A place for everything and everything in place!!
If you replace “everything” with the word “asset” in the above quote, it works like magic in any industry or any business. No this is not an article on “organizing”. In fact, this is a quick introduction to fixed asset tracking for all those who felt they understood the terms “fixed asset” and “tracking” but always felt there was something more to it!! Even for the more enlightened, there would be some takeaway.
What is a fixed asset?
Let us get the basics right by coming on the same page as far as what we understand by the term “fixed asset”. Typically there is hardly any distinction between the terms “fixed asset” and “asset”. All fixed assets are assets but vice versa does not hold true.
Fixed assets as the name suggests are those which are generally fixed like Property, Plant, and Equipment. These are long-term assets that are used by the business for the production of goods and services.
These have life more than a year and hence have depreciation in their value. Some fixed assets like land and property can’t have depreciation. Other assets, like the buildings, furnishings, equipment, etc have limited useful life and hence have depreciated value with time.
Fixed Asset examples
Common examples of fixed assets are the land, buildings, machinery, etc. Vehicles such as company trucks, Office furniture, Machinery, Buildings, Land fall in this category.
These are fixed assets because they are intended to help the business make food in order to earn income. Presumably, the business will own and use those items for many years, so they are listed as fixed assets on the balance sheet.
As an example, if you consider a restaurant, many fixed assets are necessary to run the food business effectively. A restaurant needs tables, chairs, a bar, refrigerators, ovens, dishwashers, and working heating, ventilation, and air conditioning (HVAC) systems, as well as many other items to make food and serve customers.
Similarly, every business has its own needs like a farmer needs a tractor and a landscaper needs trucks. Every asset which aids in running the business and is not the raw material being processed to produce the output for sale would become the fixed asset.
Asset Types and Fixed Asset
The assets can be broadly classified as tangible and intangible assets based on physical existence. The tangible assets are those that exist physically and have some value. Intangible assets are those that don’t exist physically but have value e.g. Brand Name, intellectual property rights. Fixed assets are physical in nature and are part of the tangible assets in the balance sheet.
The other type of assets classification is based on convertibility – current assets and noncurrent assets. Current assets can be easily converted to cash on a short-term basis typically sales. Non-current assets typically are not converted into cash and most fixed assets are the noncurrent type of assets.
Fixed Asset Tracking
Fixed assets become important to track since they are not only needed for business operations. When accounting for the financials of the business, these also play an important component as part of the balance sheet.
It is important to know where a fixed asset is located at any given point in time. This will ensure that operations run smoothly and efficiently. This makes it available when needed, as soon as needed, and where it is needed. This is the basic purpose of asset tracking.

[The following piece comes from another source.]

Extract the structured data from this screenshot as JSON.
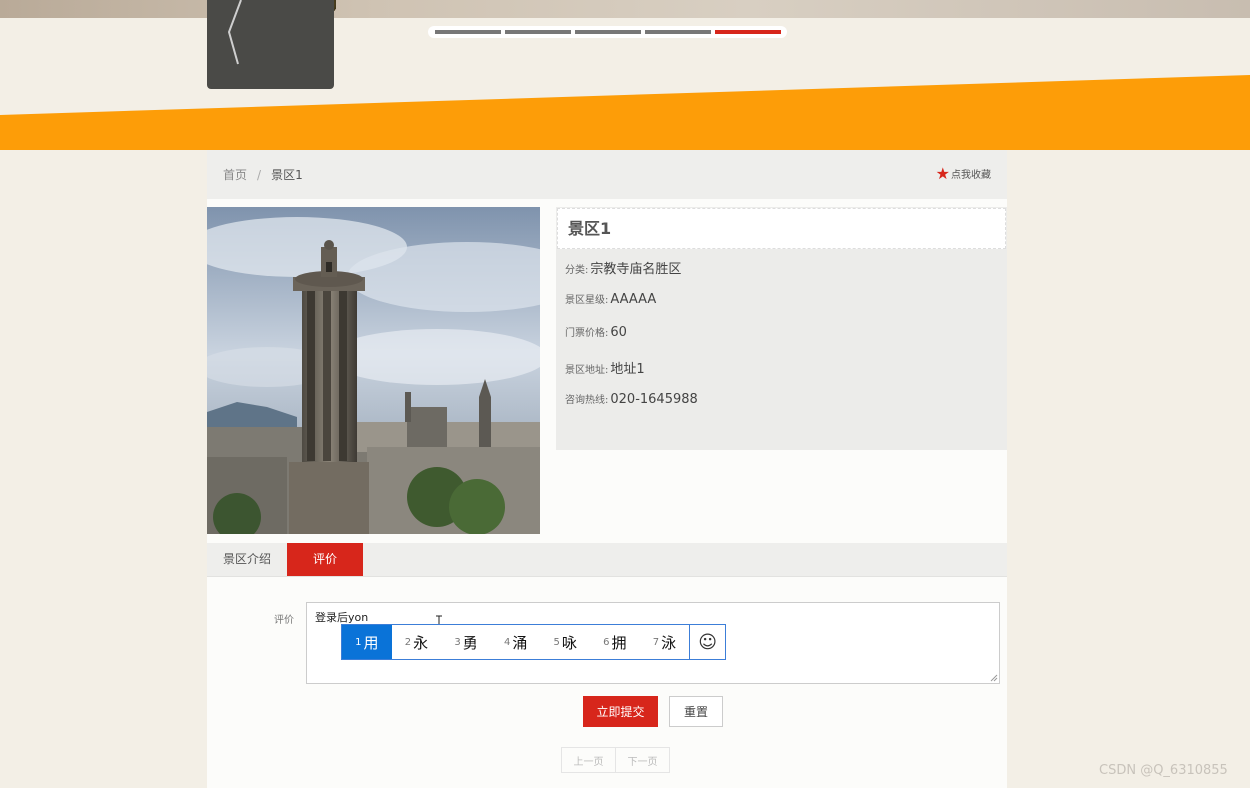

Asset tracking is an age-old phenomenon and the importance of tracking them is a well-established practice that has become mandatory for any well-meaning and serious business. The simplest form of tracking is using a notepad and slightly better and more prevalent industry practice of using excel sheets.
As a next step came to the practice of using barcodes for identifying the assets with a unique identifier. Any asset with a bar code label can be easily scanned and identified the asset quickly. Thus making the data entry of the assets as it moves from one location to another. The bar codes have now been replaced with QR codes allowing more information to be stored and easily obtained using a scanner.
The above practices of tracking using paper, excel, barcode, or QR code – have a major lacuna that these are manual. These are bound to fail in case the person involved forgets or neglects to scan the asset as soon as it is received into a work area. Such lapses create incorrect information getting logged leading to wasted time anyways rendering the operations still in limbo.
Current technologies come to the aid here. It is now possible to track these assets on a real-time basis. Thus there is no need to manually track these assets. Today technologies like
Bluetooth Low Energy (BLE)
make this possible. The assets are tagged with asset tags instead of using a QR code or barcode. These tags are tracked inside the chalked-out area using gateways. These gateways then communicate with a central server providing information about which assets are located at any given point within the plant. The tracking done is continuous and also in real-time. Thus making it possible to know where the asset is located on a mobile app or even on a map of the plant on a web page.
Fixed Asset Tracking benefits
Some of the benefits of using such a modern real-time asset tracking system :
No more time and effort gets wasted searching for these assets
Makes physical count and reconciliation easy
Avoid unwanted purchase assets
Improvement in employee productivity when performing audits.
By identifying old assets one can reduce the insurance premiums
Accurate fixed asset financial statements.
Easily integrate asset data into enterprise systems
These benefits are both tangible and intangible, but the important thing is that it makes asset availability and tracking transparent and visible to all. This gives management a huge advantage and there is no need to discount one’s assets values.